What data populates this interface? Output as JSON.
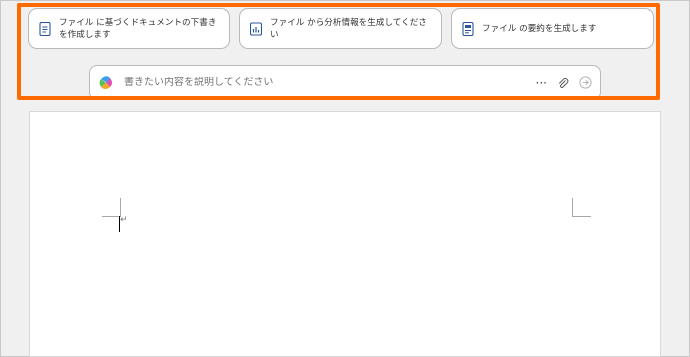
{
  "prompts": [
    {
      "icon": "document-icon",
      "label": "ファイル に基づくドキュメントの下書きを作成します"
    },
    {
      "icon": "chart-icon",
      "label": "ファイル から分析情報を生成してください"
    },
    {
      "icon": "summary-doc-icon",
      "label": "ファイル の要約を生成します"
    }
  ],
  "chat": {
    "placeholder": "書きたい内容を説明してください",
    "more_label": "···"
  },
  "document": {
    "paragraph_mark": "↵"
  },
  "colors": {
    "highlight": "#ff6a00",
    "accent_blue": "#2b579a"
  }
}
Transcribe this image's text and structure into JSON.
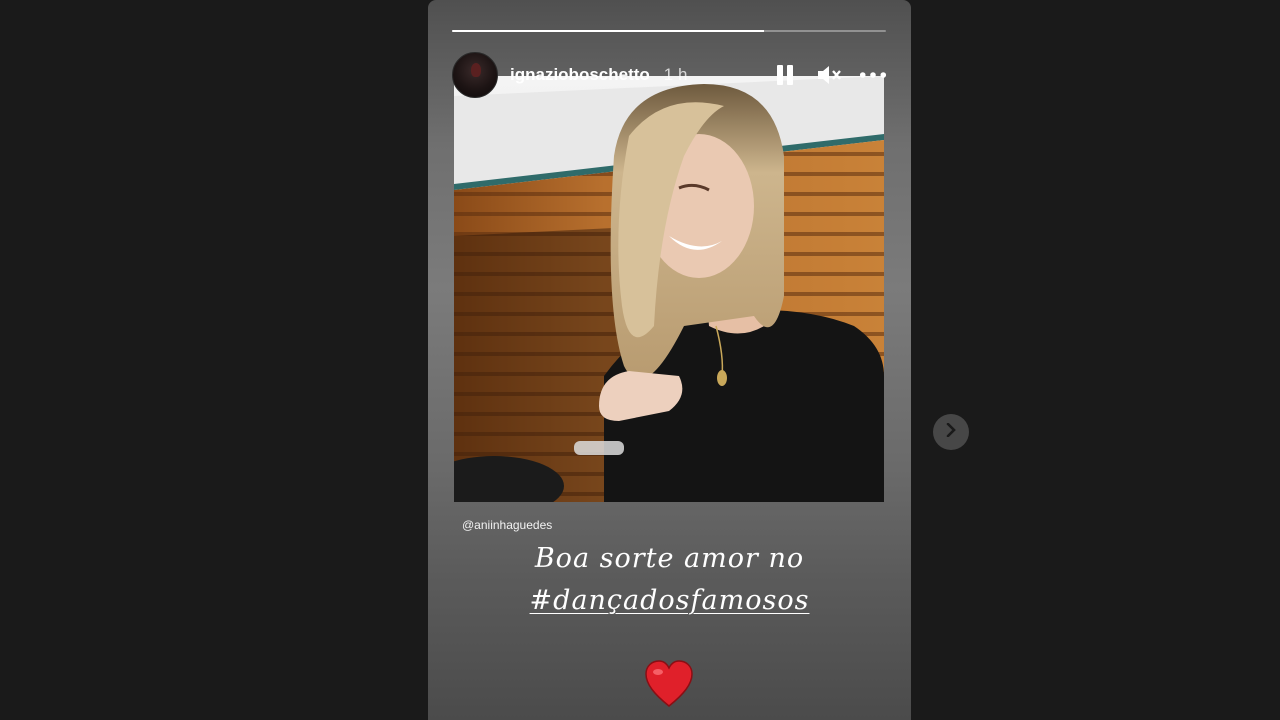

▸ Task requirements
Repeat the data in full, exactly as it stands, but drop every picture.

▸ Output below
What data populates this interface? Output as JSON.
{
  "prompts": [
    {
      "icon": "document-icon",
      "label": "ファイル に基づくドキュメントの下書きを作成します"
    },
    {
      "icon": "chart-icon",
      "label": "ファイル から分析情報を生成してください"
    },
    {
      "icon": "summary-doc-icon",
      "label": "ファイル の要約を生成します"
    }
  ],
  "chat": {
    "placeholder": "書きたい内容を説明してください",
    "more_label": "···"
  },
  "document": {
    "paragraph_mark": "↵"
  },
  "colors": {
    "highlight": "#ff6a00",
    "accent_blue": "#2b579a"
  }
}
Transcribe this image's text and structure into JSON.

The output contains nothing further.